If you love musical theater, the man who reinvented the Broadway musical and his muse, star in the new limited series “Fosse/Verdon starring Sam Rockwell and Michelle Williams beginning tonight at 10 p.m. on FX TV.
TNT’s eagerly awaited (by some) rock-and-roll version of Shakespeare’s “lost years” debuts beginning at 9 tonight with two episodes of “Will.”
The lost years … the seven-year period between 1585 (when his twins were born) to 1592 (when Robert Greene called him an “upstart crow” when mentioned as part of the London theater scene. There are no historical traces that survive to show exactly where he was or why he left Stratford for London.
Craig Pearce, who wrote the screenplay for Baz Lurhmann’s “Romeo + Juliet.” wrote the pilot and is the executive producer the the 10-episode first season, which indicates a future if the ratings are good. But will the funky approach draw millennials to live theater, or even PBS, the TV station where Shakespeare shows up most often? Don’t hold your breath. But at least they may learn a few things about Shakespeare and the Elizabethan era to make the effort worthwhile.
“It’s 1589. Young Will Shakespeare (Laurie Davidson), provincial actor and aspiring scribe, attractively lean and hungry for fame, heads off to the bawdy big city of London, leaving wife and children behind, as the Clash’s “London Calling” plays on the soundtrack.”
Some parts of the show are thoroughly enjoyable, including a battle of pentametric wits between Shakespeare, slow to earn the respect of his thespian cohorts, and Christopher Marlowe. Here, Marlowe is reimagined as not only Shakespeare’s worthy poetic rival but an admirer, too.
But Will would be more successful had it been crafted like another vaguely biographical series, Netflix’s The Crown, with characterization, patience and restraint rather than ribaldry and maximalism.
“Will” is truly the breakfast cereal commercial of Shakespeare — it’s sugary and colorful and very, very bad for you, but irresistible, especially if you’ve tasted something like this before. For anyone with even a nugget of leftover Shakespeare knowledge from high school, Will can be wicked summer fun. Really. Lines like “Seems like your play is quite the thing!” are so heinous, they’re genius.
We don’t know much about the personal life of William Shakespeare, but TNT is taking a fictionalized stab at it with a bare bodkin in a new series called “Will,”

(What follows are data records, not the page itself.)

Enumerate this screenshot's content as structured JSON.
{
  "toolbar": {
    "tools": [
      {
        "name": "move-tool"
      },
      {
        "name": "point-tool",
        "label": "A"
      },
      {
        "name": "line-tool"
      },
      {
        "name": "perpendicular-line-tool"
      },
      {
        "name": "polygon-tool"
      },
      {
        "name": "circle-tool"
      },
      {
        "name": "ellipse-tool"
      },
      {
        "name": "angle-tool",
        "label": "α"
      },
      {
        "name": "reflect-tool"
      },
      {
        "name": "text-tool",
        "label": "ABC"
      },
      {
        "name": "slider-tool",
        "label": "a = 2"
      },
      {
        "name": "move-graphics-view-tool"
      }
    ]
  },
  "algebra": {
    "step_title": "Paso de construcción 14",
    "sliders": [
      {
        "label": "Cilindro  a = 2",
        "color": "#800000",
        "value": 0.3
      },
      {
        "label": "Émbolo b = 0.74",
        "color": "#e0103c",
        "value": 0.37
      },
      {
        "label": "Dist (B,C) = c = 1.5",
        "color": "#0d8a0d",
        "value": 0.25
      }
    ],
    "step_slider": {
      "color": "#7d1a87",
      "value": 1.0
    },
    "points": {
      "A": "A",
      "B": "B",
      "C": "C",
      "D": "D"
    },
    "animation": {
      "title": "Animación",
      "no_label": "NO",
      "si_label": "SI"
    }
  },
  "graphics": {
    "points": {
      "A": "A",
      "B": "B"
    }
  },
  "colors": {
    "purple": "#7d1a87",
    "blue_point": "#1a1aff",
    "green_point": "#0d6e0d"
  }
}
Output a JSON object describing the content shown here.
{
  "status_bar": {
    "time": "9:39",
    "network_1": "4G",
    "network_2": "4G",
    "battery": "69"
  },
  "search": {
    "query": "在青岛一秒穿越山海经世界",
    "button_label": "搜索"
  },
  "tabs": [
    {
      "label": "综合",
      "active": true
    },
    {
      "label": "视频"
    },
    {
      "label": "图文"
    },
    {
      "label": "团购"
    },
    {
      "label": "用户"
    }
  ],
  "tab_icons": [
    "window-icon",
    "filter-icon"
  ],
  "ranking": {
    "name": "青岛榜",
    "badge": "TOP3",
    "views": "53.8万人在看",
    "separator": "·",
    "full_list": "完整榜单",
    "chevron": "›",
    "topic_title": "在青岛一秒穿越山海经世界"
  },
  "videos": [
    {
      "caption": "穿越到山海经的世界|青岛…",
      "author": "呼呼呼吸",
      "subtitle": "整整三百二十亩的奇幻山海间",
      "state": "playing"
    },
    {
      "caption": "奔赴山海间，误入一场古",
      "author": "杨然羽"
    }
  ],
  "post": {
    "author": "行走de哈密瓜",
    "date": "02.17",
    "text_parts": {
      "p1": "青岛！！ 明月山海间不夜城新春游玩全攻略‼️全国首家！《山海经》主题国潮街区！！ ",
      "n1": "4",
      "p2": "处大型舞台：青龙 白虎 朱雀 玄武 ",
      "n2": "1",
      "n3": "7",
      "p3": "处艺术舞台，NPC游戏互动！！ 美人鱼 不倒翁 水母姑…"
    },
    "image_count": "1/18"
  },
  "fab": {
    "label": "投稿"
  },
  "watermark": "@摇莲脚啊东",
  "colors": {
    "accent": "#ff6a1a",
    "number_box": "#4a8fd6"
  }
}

The first 10 episodes “reveal” 16th century London as a seductive, violent world where Shakespeare’s raw talent faced rioting audiences, religious fanatics and raucous side-shows. The “wild life” of the most famous playwright in history, according to a Deadline.com post. It’s described as a “contemporary version of Shakespeare’s life played to a modern soundtrack that exposes all his recklessness, lustful temptations and brilliance.”
Abe Vigoda, who made a career on and off Broadway performing Shakespeare, Strindberg and Shaw, before he became internationally known for playing Salvatore Tessio in Francis Ford Coppola’s epic adaptation of the Mario Puzo novel “The Godfather” has died.
He also showed his comic side as Detective Phil Fish on the hit sitcom “Barney Miller.”
I love musicals. I love “Downton Abbey.” But a musical of this hit British TV series about a snooty English Earl and his family … It seems, though, we’re not talking traditional stage musical and the show’s creator Julian Fellowes is involved so maybe this isn’t a train wreck waiting to happen.
That’s what various news outlets are reporting. Playbill.com, referring to an article in The Independent of London, says the show that focuses on the Crawley before, during and following World War I is being adapted as a stage musical that would go on a global theatrical tour.
When I was growing up the only time you could watch “The Sound of Music” movie was Easter weekend, usually the Saturday night before while dying eggs. This year you can watch the “The Untold Story of ‘The Sound of Music’.” Really. And it doesn’t look to be at all nasty or sordid.
In all the chaos of Christmas, with the running around, pressures of gift giving, try to carve out Sunday night (Dec. 21) to sing-a-long to “The Sound of Music” with the family. It’s a perfect time to sit together, wrap gifts, and order takeout pizza and wings for dinner.
The Rodgers & Hammerstein musical based on the real-life on Trapp family will air on ABC from 7-11 p.m. The Tony Award- and Oscar-winning musical includes the great opening scene as the helicopter skims over the tress and finds Julie Andrews on top of the mountain as she burst into the title song. Plus, there’s “My Favorite Things,” “Climb Every Mountain,” “Edelweiss,” “Do-Re-Mi,” “Sixteen Going on Seventeen” and “The Lonely Goat Herd” puppet scene.
P.S. If you can’t wait, there’s “Sound of Music Live” airing on NBC 8-11 p.m. Saturday (Dec. 20), but it’s just not the same and never will be.
The real von Trapp family
Learn about the real von Trapp family and how it differs from the movie family here.